EXERCISE DIRECTIONS: Retrieve every line from the records in which the word "link" occurs.
Top of SUPPLIED DATA
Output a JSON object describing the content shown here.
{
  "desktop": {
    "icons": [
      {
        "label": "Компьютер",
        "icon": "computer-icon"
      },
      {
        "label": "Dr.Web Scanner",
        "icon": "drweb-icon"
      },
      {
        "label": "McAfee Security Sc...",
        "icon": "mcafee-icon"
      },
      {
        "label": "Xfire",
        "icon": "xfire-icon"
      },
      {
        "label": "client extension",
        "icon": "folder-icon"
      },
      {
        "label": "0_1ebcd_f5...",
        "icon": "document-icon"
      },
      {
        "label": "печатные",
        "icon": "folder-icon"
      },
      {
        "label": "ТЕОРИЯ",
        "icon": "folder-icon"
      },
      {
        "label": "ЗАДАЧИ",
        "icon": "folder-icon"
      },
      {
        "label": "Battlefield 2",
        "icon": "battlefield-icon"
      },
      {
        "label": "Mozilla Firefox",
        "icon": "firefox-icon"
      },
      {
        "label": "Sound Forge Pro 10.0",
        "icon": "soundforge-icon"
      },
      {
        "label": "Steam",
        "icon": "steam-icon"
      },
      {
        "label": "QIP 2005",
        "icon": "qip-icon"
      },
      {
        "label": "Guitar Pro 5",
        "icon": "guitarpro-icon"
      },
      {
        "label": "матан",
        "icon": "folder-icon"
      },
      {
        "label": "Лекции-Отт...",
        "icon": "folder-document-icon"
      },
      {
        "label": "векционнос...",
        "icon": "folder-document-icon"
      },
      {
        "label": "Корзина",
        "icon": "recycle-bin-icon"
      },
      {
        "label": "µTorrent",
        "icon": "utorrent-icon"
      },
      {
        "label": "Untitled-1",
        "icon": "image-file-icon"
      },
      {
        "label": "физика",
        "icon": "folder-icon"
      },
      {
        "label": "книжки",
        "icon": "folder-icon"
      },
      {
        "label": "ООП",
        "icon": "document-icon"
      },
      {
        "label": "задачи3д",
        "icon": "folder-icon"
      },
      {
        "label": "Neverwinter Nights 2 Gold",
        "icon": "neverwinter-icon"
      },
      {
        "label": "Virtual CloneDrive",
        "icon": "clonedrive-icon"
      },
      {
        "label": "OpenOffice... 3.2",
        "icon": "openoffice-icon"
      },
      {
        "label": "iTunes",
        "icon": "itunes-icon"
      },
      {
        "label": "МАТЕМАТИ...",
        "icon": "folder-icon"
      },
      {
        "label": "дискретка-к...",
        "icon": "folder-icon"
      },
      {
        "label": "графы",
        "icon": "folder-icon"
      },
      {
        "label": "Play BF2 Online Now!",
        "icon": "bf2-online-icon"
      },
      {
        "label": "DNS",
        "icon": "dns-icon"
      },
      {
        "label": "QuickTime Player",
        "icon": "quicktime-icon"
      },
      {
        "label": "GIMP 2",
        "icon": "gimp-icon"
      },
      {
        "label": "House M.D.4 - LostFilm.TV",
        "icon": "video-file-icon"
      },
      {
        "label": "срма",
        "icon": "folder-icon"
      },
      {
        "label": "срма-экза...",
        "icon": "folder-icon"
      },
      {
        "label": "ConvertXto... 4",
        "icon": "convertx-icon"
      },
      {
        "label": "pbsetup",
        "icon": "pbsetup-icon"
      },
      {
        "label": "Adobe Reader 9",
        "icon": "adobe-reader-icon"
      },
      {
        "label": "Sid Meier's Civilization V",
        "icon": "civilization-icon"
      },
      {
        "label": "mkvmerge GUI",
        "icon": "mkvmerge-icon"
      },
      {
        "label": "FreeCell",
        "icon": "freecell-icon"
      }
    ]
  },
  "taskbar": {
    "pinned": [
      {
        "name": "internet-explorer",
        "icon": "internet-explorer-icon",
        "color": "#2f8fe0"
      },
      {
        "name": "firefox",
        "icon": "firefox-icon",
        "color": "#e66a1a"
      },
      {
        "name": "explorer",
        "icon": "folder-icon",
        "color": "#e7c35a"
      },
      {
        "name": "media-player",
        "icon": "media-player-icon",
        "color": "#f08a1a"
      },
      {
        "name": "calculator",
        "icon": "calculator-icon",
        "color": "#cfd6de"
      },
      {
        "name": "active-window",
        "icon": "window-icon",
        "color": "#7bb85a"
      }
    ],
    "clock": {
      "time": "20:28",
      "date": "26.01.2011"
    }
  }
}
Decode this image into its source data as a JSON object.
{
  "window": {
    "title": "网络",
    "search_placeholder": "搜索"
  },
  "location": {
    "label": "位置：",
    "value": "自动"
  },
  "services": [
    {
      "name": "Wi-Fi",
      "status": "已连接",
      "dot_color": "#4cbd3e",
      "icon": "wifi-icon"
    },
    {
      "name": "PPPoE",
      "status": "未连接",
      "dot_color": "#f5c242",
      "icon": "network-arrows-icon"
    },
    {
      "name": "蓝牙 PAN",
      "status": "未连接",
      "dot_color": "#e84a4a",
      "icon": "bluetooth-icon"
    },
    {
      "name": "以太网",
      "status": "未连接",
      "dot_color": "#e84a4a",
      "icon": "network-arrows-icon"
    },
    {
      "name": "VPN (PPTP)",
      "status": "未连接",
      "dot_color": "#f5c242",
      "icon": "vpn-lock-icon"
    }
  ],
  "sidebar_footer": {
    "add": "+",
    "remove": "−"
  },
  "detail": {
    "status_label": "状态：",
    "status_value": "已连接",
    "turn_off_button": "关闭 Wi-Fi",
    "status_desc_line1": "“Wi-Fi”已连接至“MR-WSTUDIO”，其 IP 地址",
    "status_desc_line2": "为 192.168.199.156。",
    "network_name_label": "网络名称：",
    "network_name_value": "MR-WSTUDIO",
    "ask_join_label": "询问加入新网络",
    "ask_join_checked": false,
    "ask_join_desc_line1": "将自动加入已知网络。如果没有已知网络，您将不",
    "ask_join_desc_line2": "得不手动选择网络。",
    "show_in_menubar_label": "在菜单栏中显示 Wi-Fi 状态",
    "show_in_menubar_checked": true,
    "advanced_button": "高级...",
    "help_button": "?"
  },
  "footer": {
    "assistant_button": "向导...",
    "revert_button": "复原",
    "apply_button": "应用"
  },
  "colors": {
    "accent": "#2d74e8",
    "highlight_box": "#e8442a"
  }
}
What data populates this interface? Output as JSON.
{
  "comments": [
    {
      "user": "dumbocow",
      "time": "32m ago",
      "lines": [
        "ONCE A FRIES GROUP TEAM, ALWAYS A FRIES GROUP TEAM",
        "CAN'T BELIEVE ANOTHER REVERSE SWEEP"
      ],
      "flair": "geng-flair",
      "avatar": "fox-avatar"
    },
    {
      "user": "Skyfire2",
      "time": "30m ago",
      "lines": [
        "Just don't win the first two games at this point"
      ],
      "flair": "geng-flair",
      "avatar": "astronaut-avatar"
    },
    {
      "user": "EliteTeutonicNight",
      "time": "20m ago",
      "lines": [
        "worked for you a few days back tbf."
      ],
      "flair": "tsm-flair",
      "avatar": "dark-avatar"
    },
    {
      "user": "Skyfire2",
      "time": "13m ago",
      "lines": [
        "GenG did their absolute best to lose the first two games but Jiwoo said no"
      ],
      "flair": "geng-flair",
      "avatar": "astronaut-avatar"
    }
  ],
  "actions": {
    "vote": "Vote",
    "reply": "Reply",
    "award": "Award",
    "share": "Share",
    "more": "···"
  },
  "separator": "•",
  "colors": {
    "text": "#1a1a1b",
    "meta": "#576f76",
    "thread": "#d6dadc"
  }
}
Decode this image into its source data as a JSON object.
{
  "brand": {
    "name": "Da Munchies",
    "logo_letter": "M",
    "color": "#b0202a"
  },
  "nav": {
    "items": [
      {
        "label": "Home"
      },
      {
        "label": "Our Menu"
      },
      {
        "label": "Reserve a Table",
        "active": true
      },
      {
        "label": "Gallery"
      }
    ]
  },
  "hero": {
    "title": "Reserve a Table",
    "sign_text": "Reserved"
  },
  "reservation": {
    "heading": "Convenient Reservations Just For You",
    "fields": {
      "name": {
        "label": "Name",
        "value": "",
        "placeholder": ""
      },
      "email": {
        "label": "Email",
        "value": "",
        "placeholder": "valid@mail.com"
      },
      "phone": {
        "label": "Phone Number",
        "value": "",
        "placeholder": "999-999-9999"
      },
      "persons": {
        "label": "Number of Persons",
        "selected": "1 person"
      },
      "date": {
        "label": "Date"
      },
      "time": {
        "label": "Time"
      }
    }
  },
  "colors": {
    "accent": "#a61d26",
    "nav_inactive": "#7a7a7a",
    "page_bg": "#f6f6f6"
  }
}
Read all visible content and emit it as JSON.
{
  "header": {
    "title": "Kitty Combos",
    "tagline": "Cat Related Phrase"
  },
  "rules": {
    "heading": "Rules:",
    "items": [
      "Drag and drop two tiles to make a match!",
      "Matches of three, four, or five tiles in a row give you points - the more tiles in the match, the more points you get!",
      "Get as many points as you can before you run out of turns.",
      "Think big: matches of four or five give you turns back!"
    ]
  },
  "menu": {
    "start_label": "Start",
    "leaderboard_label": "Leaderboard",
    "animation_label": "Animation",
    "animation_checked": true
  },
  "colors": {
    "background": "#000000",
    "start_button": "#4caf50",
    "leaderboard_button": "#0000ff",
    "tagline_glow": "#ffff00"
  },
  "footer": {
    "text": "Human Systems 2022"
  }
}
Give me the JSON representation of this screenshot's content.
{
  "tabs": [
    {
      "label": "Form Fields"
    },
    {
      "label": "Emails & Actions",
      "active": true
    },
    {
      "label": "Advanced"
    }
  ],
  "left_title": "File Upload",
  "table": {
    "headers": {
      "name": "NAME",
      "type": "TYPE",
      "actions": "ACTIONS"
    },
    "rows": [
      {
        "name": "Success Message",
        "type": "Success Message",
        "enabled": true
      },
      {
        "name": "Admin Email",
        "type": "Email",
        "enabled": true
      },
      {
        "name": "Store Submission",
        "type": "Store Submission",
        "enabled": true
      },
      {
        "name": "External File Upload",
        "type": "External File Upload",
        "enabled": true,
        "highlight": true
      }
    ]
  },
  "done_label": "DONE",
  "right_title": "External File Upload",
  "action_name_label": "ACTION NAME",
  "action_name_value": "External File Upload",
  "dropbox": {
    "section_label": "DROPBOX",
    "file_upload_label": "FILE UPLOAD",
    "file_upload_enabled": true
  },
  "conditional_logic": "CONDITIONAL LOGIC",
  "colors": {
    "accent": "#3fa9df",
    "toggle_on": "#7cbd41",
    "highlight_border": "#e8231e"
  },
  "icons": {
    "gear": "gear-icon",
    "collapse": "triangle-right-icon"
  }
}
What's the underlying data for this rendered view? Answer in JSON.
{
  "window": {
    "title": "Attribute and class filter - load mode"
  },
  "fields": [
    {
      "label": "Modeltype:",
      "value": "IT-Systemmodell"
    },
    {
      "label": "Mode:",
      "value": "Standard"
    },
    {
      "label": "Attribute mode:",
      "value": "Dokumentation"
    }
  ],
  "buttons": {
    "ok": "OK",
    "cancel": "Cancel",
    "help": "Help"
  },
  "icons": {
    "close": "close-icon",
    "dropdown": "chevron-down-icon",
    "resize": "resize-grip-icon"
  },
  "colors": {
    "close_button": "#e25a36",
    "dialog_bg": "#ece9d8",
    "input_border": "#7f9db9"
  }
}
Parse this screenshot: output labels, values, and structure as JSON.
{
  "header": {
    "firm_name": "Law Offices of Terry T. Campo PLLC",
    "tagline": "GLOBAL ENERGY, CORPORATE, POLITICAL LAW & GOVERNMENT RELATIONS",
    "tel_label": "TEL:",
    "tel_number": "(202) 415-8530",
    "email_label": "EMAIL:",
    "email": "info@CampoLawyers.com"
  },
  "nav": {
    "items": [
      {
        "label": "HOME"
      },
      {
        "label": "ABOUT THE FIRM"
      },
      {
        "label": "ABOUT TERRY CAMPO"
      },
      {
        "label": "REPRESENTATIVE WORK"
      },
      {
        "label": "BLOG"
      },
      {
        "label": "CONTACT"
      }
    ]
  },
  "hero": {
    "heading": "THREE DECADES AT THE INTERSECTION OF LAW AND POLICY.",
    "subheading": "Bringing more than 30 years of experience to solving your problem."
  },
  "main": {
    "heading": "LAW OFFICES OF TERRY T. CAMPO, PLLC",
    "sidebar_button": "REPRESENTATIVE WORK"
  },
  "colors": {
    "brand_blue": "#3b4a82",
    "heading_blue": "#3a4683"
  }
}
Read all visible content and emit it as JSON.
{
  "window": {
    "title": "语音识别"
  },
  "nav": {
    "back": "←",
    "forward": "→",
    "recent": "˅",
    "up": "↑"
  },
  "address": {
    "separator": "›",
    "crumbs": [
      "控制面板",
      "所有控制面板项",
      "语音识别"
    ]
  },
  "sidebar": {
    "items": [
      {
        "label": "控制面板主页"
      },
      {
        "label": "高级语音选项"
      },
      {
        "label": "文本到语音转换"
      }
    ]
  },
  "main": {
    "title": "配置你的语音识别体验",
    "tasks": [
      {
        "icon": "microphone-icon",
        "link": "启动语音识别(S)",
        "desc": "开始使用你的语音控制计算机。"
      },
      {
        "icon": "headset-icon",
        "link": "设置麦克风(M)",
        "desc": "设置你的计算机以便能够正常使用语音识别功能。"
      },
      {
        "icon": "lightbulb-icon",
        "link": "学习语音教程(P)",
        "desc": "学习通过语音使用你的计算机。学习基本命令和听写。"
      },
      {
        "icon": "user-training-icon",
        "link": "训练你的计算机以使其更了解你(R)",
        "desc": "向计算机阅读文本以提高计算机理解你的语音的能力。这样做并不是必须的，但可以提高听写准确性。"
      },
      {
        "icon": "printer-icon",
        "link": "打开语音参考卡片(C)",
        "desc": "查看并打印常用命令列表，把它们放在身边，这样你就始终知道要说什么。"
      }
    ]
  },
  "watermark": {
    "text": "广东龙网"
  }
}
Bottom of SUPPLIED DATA
SOLVED PROBLEM:
        "link": "启动语音识别(S)",
        "link": "设置麦克风(M)",
        "link": "学习语音教程(P)",
        "link": "训练你的计算机以使其更了解你(R)",
        "link": "打开语音参考卡片(C)",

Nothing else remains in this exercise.